Supplied records Start Marker

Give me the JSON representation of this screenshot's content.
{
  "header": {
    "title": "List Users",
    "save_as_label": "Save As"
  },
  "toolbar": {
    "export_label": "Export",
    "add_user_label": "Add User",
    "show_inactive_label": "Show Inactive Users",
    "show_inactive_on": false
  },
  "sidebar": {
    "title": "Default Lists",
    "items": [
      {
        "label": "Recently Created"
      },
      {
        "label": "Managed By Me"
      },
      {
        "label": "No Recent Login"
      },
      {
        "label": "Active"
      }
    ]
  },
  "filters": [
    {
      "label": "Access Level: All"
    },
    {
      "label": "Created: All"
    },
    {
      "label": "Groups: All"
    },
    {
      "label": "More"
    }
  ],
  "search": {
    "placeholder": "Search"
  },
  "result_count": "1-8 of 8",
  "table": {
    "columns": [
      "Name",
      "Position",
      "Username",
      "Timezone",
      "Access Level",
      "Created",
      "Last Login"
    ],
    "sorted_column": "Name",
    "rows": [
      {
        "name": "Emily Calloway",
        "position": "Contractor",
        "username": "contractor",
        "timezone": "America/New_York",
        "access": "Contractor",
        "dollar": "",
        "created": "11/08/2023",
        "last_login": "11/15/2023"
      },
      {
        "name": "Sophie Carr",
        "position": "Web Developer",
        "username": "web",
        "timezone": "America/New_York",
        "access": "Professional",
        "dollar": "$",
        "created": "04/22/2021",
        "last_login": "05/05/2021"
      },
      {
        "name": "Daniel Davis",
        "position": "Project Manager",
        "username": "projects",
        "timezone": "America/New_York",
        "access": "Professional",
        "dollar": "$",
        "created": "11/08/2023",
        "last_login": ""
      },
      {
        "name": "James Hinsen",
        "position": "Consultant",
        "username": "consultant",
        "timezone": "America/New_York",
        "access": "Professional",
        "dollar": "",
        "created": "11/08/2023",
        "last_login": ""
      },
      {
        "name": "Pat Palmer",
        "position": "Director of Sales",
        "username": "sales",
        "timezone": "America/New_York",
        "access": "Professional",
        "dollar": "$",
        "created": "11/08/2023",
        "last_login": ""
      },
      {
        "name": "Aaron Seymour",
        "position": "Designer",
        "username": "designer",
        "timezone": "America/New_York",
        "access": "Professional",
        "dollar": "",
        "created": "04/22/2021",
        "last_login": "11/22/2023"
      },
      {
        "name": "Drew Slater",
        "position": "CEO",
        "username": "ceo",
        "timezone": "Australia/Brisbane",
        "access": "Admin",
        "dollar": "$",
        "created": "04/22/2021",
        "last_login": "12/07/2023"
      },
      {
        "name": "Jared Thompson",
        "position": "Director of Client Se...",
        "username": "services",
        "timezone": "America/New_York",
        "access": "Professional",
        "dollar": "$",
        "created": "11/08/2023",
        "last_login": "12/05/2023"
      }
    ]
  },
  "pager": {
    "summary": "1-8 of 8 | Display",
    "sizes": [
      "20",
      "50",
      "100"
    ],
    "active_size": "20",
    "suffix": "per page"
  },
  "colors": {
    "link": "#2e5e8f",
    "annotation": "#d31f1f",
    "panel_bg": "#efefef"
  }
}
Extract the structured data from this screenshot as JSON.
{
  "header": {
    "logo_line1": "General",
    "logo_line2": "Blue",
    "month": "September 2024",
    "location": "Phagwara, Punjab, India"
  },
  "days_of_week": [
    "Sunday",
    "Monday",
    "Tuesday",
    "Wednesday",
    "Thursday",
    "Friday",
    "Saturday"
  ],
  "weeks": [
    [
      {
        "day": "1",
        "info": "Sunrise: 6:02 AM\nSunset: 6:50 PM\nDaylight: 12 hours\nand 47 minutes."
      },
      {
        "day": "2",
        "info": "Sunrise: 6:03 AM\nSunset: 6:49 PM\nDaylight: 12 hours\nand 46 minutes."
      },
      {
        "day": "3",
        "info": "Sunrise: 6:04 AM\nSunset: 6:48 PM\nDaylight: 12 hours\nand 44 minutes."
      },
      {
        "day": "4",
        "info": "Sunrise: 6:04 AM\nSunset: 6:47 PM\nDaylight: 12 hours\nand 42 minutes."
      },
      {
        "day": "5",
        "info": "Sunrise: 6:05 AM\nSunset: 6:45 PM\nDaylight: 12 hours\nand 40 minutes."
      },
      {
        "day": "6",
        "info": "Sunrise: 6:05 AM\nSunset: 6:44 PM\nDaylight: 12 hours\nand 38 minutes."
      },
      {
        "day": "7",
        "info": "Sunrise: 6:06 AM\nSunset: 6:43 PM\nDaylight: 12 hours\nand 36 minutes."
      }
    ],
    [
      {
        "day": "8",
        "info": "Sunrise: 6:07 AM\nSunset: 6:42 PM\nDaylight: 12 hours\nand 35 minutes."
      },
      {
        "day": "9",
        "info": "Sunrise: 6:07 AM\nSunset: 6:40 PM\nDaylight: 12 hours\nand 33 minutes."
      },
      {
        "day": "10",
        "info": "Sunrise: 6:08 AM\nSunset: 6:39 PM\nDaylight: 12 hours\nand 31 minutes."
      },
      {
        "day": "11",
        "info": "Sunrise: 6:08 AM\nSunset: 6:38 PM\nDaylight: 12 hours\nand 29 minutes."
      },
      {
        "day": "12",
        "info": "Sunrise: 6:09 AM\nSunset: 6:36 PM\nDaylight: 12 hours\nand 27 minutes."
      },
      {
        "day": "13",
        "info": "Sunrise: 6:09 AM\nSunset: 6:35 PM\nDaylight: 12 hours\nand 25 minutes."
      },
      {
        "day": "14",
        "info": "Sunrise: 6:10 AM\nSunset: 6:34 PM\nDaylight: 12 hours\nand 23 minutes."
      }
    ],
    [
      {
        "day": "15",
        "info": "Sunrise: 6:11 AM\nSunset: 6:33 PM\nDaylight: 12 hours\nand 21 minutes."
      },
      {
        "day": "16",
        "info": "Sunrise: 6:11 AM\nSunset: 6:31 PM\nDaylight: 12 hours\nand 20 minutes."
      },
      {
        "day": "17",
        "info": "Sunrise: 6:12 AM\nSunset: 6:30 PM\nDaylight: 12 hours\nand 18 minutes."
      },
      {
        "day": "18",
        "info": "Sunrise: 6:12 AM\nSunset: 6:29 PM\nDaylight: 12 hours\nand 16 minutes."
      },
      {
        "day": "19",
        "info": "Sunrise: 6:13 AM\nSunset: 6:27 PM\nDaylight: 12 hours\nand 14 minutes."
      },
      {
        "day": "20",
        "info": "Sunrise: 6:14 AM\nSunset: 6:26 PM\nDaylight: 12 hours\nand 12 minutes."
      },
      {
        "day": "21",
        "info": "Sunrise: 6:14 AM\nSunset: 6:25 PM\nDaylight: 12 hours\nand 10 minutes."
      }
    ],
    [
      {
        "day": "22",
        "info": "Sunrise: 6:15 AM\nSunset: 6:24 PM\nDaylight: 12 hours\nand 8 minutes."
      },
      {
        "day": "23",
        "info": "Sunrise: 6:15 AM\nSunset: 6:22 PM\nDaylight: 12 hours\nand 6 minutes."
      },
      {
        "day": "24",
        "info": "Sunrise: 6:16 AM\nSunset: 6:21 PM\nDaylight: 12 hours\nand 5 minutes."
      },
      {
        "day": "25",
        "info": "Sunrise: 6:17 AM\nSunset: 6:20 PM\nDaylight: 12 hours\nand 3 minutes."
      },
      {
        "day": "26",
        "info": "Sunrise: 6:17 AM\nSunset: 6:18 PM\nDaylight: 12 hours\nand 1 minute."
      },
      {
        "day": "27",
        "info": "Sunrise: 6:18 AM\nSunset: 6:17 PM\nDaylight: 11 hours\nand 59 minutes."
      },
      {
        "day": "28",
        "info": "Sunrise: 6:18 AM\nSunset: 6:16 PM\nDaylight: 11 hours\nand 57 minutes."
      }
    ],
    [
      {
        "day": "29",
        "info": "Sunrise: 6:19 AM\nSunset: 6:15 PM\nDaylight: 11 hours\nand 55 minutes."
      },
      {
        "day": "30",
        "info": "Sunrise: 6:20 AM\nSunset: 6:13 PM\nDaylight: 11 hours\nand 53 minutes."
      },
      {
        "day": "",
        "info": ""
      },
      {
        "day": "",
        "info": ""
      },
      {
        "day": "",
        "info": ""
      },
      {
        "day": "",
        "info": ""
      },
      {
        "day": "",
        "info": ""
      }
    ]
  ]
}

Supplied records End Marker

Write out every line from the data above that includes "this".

Give me the JSON representation of this screenshot's content.
Extract the structured data from this screenshot as JSON.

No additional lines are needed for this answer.